╭─ Extracted data
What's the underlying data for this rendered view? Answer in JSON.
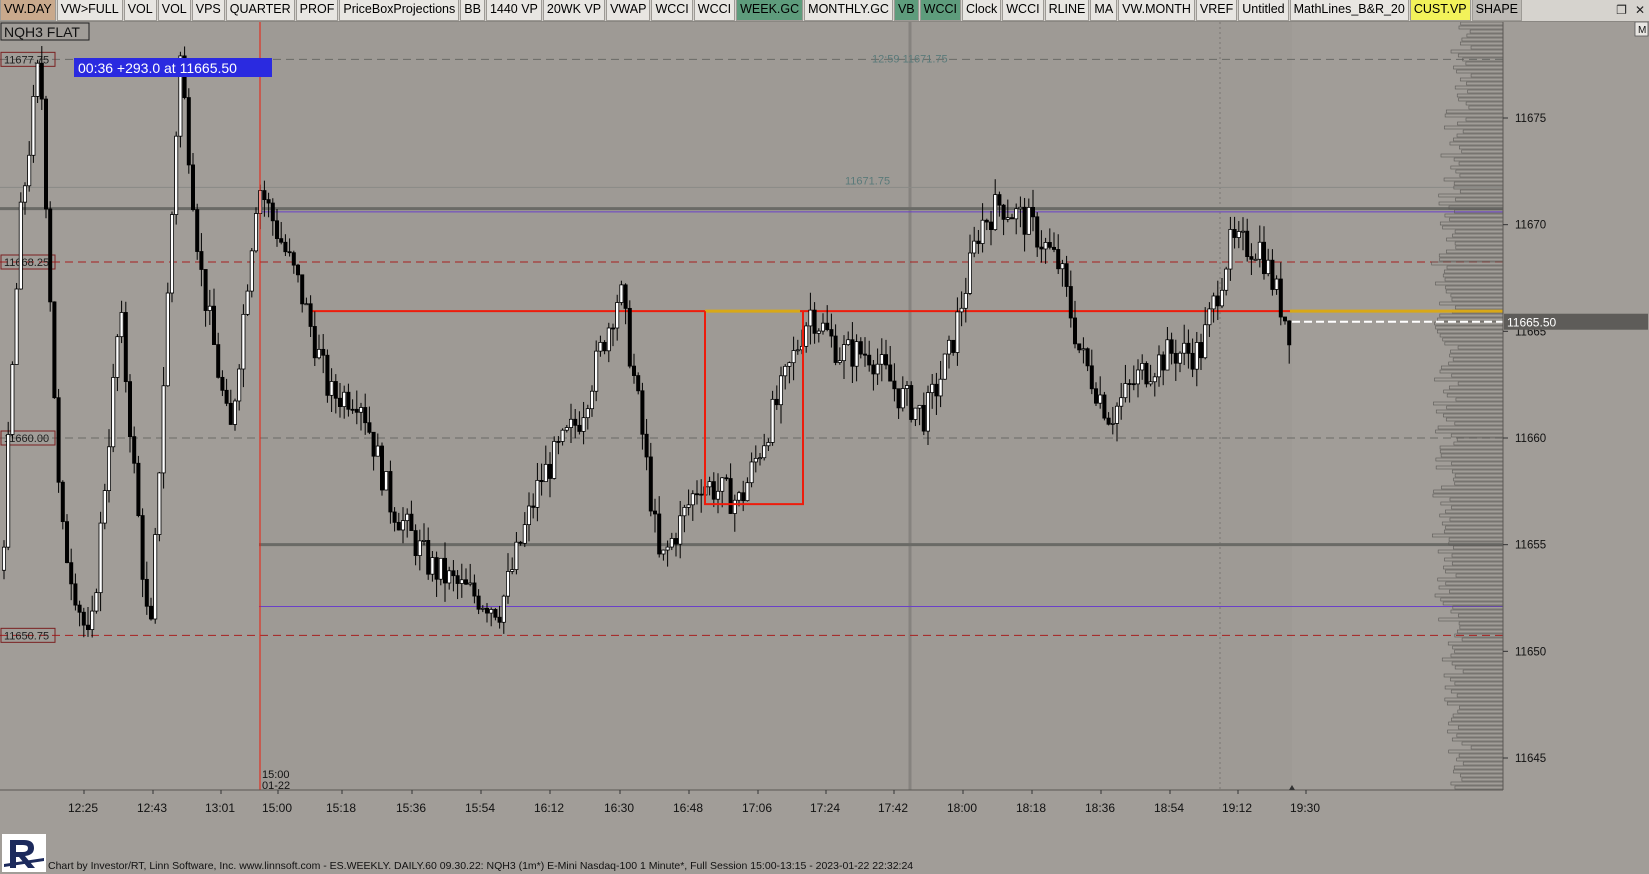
{
  "toolbar": {
    "tabs": [
      {
        "label": "VW.DAY",
        "bg": "#c9a98c"
      },
      {
        "label": "VW>FULL",
        "bg": "#e8e6e2"
      },
      {
        "label": "VOL",
        "bg": "#e8e6e2"
      },
      {
        "label": "VOL",
        "bg": "#e8e6e2"
      },
      {
        "label": "VPS",
        "bg": "#e8e6e2"
      },
      {
        "label": "QUARTER",
        "bg": "#e8e6e2"
      },
      {
        "label": "PROF",
        "bg": "#e8e6e2"
      },
      {
        "label": "PriceBoxProjections",
        "bg": "#e8e6e2"
      },
      {
        "label": "BB",
        "bg": "#e8e6e2"
      },
      {
        "label": "1440 VP",
        "bg": "#e8e6e2"
      },
      {
        "label": "20WK VP",
        "bg": "#e8e6e2"
      },
      {
        "label": "VWAP",
        "bg": "#e8e6e2"
      },
      {
        "label": "WCCI",
        "bg": "#e8e6e2"
      },
      {
        "label": "WCCI",
        "bg": "#e8e6e2"
      },
      {
        "label": "WEEK.GC",
        "bg": "#5e9c7c"
      },
      {
        "label": "MONTHLY.GC",
        "bg": "#e8e6e2"
      },
      {
        "label": "VB",
        "bg": "#5e9c7c"
      },
      {
        "label": "WCCI",
        "bg": "#5e9c7c"
      },
      {
        "label": "Clock",
        "bg": "#e8e6e2"
      },
      {
        "label": "WCCI",
        "bg": "#e8e6e2"
      },
      {
        "label": "RLINE",
        "bg": "#e8e6e2"
      },
      {
        "label": "MA",
        "bg": "#e8e6e2"
      },
      {
        "label": "VW.MONTH",
        "bg": "#e8e6e2"
      },
      {
        "label": "VREF",
        "bg": "#e8e6e2"
      },
      {
        "label": "Untitled",
        "bg": "#e8e6e2"
      },
      {
        "label": "MathLines_B&R_20",
        "bg": "#e8e6e2"
      },
      {
        "label": "CUST.VP",
        "bg": "#f2f25a"
      },
      {
        "label": "SHAPE",
        "bg": "#bdbab5"
      }
    ],
    "window_controls": [
      "restore-icon",
      "close-icon"
    ]
  },
  "colors": {
    "background": "#a19d98",
    "session_area": "#9e9a95",
    "candle_up": "#ffffff",
    "candle_down": "#000000",
    "red_line": "#ee1c0c",
    "gold_line": "#d8a818",
    "purple_line": "#6a40c8",
    "grey_line": "#6a6a66",
    "price_tag": "#2a2ae0"
  },
  "chart_data": {
    "type": "candlestick",
    "symbol_label": "NQH3 FLAT",
    "info_box": "00:36  +293.0 at 11665.50",
    "ylim": [
      11643.5,
      11679.5
    ],
    "price_axis_ticks": [
      "11675",
      "11670",
      "11665",
      "11660",
      "11655",
      "11650",
      "11645"
    ],
    "time_axis_ticks": [
      "12:25",
      "12:43",
      "13:01",
      "15:00",
      "15:18",
      "15:36",
      "15:54",
      "16:12",
      "16:30",
      "16:48",
      "17:06",
      "17:24",
      "17:42",
      "18:00",
      "18:18",
      "18:36",
      "18:54",
      "19:12",
      "19:30"
    ],
    "session_start_label": [
      "15:00",
      "01-22"
    ],
    "last_price_tag": "11665.50",
    "corner_label": "M",
    "horizontal_levels": [
      {
        "price": 11677.75,
        "style": "dashed",
        "color": "#6a6a66",
        "label": "11677.75",
        "label_side": "left"
      },
      {
        "price": 11671.75,
        "style": "solid",
        "color": "#8a8a86",
        "label": "11671.75",
        "label_side": "center"
      },
      {
        "price": 11670.75,
        "style": "solid",
        "color": "#6a6a66",
        "label": "",
        "label_side": "none"
      },
      {
        "price": 11670.6,
        "style": "solid",
        "color": "#6a40c8",
        "label": "",
        "label_side": "none"
      },
      {
        "price": 11668.25,
        "style": "dashed",
        "color": "#a82020",
        "label": "11668.25",
        "label_side": "left"
      },
      {
        "price": 11665.95,
        "style": "solid",
        "color": "#ee1c0c",
        "label": "",
        "label_side": "none"
      },
      {
        "price": 11660,
        "style": "dashed",
        "color": "#6a6a66",
        "label": "11660.00",
        "label_side": "left"
      },
      {
        "price": 11655,
        "style": "solid",
        "color": "#6a6a66",
        "label": "",
        "label_side": "none"
      },
      {
        "price": 11652.1,
        "style": "solid",
        "color": "#6a40c8",
        "label": "",
        "label_side": "none"
      },
      {
        "price": 11650.75,
        "style": "dashed",
        "color": "#a82020",
        "label": "11650.75",
        "label_side": "left"
      }
    ],
    "top_annotation": "12:59 11671.75",
    "ohlc": []
  },
  "footer": {
    "text": "Chart by Investor/RT, Linn Software, Inc. www.linnsoft.com - ES.WEEKLY. DAILY.60     09.30.22: NQH3 (1m*) E-Mini Nasdaq-100 1 Minute*, Full Session 15:00-13:15 - 2023-01-22 22:32:24"
  }
}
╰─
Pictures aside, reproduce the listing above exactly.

▶ **Expected output**
What's the underlying data for this rendered view? Answer in JSON.
{
  "toolbar": {
    "tabs": [
      {
        "label": "VW.DAY",
        "bg": "#c9a98c"
      },
      {
        "label": "VW>FULL",
        "bg": "#e8e6e2"
      },
      {
        "label": "VOL",
        "bg": "#e8e6e2"
      },
      {
        "label": "VOL",
        "bg": "#e8e6e2"
      },
      {
        "label": "VPS",
        "bg": "#e8e6e2"
      },
      {
        "label": "QUARTER",
        "bg": "#e8e6e2"
      },
      {
        "label": "PROF",
        "bg": "#e8e6e2"
      },
      {
        "label": "PriceBoxProjections",
        "bg": "#e8e6e2"
      },
      {
        "label": "BB",
        "bg": "#e8e6e2"
      },
      {
        "label": "1440 VP",
        "bg": "#e8e6e2"
      },
      {
        "label": "20WK VP",
        "bg": "#e8e6e2"
      },
      {
        "label": "VWAP",
        "bg": "#e8e6e2"
      },
      {
        "label": "WCCI",
        "bg": "#e8e6e2"
      },
      {
        "label": "WCCI",
        "bg": "#e8e6e2"
      },
      {
        "label": "WEEK.GC",
        "bg": "#5e9c7c"
      },
      {
        "label": "MONTHLY.GC",
        "bg": "#e8e6e2"
      },
      {
        "label": "VB",
        "bg": "#5e9c7c"
      },
      {
        "label": "WCCI",
        "bg": "#5e9c7c"
      },
      {
        "label": "Clock",
        "bg": "#e8e6e2"
      },
      {
        "label": "WCCI",
        "bg": "#e8e6e2"
      },
      {
        "label": "RLINE",
        "bg": "#e8e6e2"
      },
      {
        "label": "MA",
        "bg": "#e8e6e2"
      },
      {
        "label": "VW.MONTH",
        "bg": "#e8e6e2"
      },
      {
        "label": "VREF",
        "bg": "#e8e6e2"
      },
      {
        "label": "Untitled",
        "bg": "#e8e6e2"
      },
      {
        "label": "MathLines_B&R_20",
        "bg": "#e8e6e2"
      },
      {
        "label": "CUST.VP",
        "bg": "#f2f25a"
      },
      {
        "label": "SHAPE",
        "bg": "#bdbab5"
      }
    ],
    "window_controls": [
      "restore-icon",
      "close-icon"
    ]
  },
  "colors": {
    "background": "#a19d98",
    "session_area": "#9e9a95",
    "candle_up": "#ffffff",
    "candle_down": "#000000",
    "red_line": "#ee1c0c",
    "gold_line": "#d8a818",
    "purple_line": "#6a40c8",
    "grey_line": "#6a6a66",
    "price_tag": "#2a2ae0"
  },
  "chart_data": {
    "type": "candlestick",
    "symbol_label": "NQH3 FLAT",
    "info_box": "00:36  +293.0 at 11665.50",
    "ylim": [
      11643.5,
      11679.5
    ],
    "price_axis_ticks": [
      "11675",
      "11670",
      "11665",
      "11660",
      "11655",
      "11650",
      "11645"
    ],
    "time_axis_ticks": [
      "12:25",
      "12:43",
      "13:01",
      "15:00",
      "15:18",
      "15:36",
      "15:54",
      "16:12",
      "16:30",
      "16:48",
      "17:06",
      "17:24",
      "17:42",
      "18:00",
      "18:18",
      "18:36",
      "18:54",
      "19:12",
      "19:30"
    ],
    "session_start_label": [
      "15:00",
      "01-22"
    ],
    "last_price_tag": "11665.50",
    "corner_label": "M",
    "horizontal_levels": [
      {
        "price": 11677.75,
        "style": "dashed",
        "color": "#6a6a66",
        "label": "11677.75",
        "label_side": "left"
      },
      {
        "price": 11671.75,
        "style": "solid",
        "color": "#8a8a86",
        "label": "11671.75",
        "label_side": "center"
      },
      {
        "price": 11670.75,
        "style": "solid",
        "color": "#6a6a66",
        "label": "",
        "label_side": "none"
      },
      {
        "price": 11670.6,
        "style": "solid",
        "color": "#6a40c8",
        "label": "",
        "label_side": "none"
      },
      {
        "price": 11668.25,
        "style": "dashed",
        "color": "#a82020",
        "label": "11668.25",
        "label_side": "left"
      },
      {
        "price": 11665.95,
        "style": "solid",
        "color": "#ee1c0c",
        "label": "",
        "label_side": "none"
      },
      {
        "price": 11660,
        "style": "dashed",
        "color": "#6a6a66",
        "label": "11660.00",
        "label_side": "left"
      },
      {
        "price": 11655,
        "style": "solid",
        "color": "#6a6a66",
        "label": "",
        "label_side": "none"
      },
      {
        "price": 11652.1,
        "style": "solid",
        "color": "#6a40c8",
        "label": "",
        "label_side": "none"
      },
      {
        "price": 11650.75,
        "style": "dashed",
        "color": "#a82020",
        "label": "11650.75",
        "label_side": "left"
      }
    ],
    "top_annotation": "12:59 11671.75",
    "ohlc": []
  },
  "footer": {
    "text": "Chart by Investor/RT, Linn Software, Inc. www.linnsoft.com - ES.WEEKLY. DAILY.60     09.30.22: NQH3 (1m*) E-Mini Nasdaq-100 1 Minute*, Full Session 15:00-13:15 - 2023-01-22 22:32:24"
  }
}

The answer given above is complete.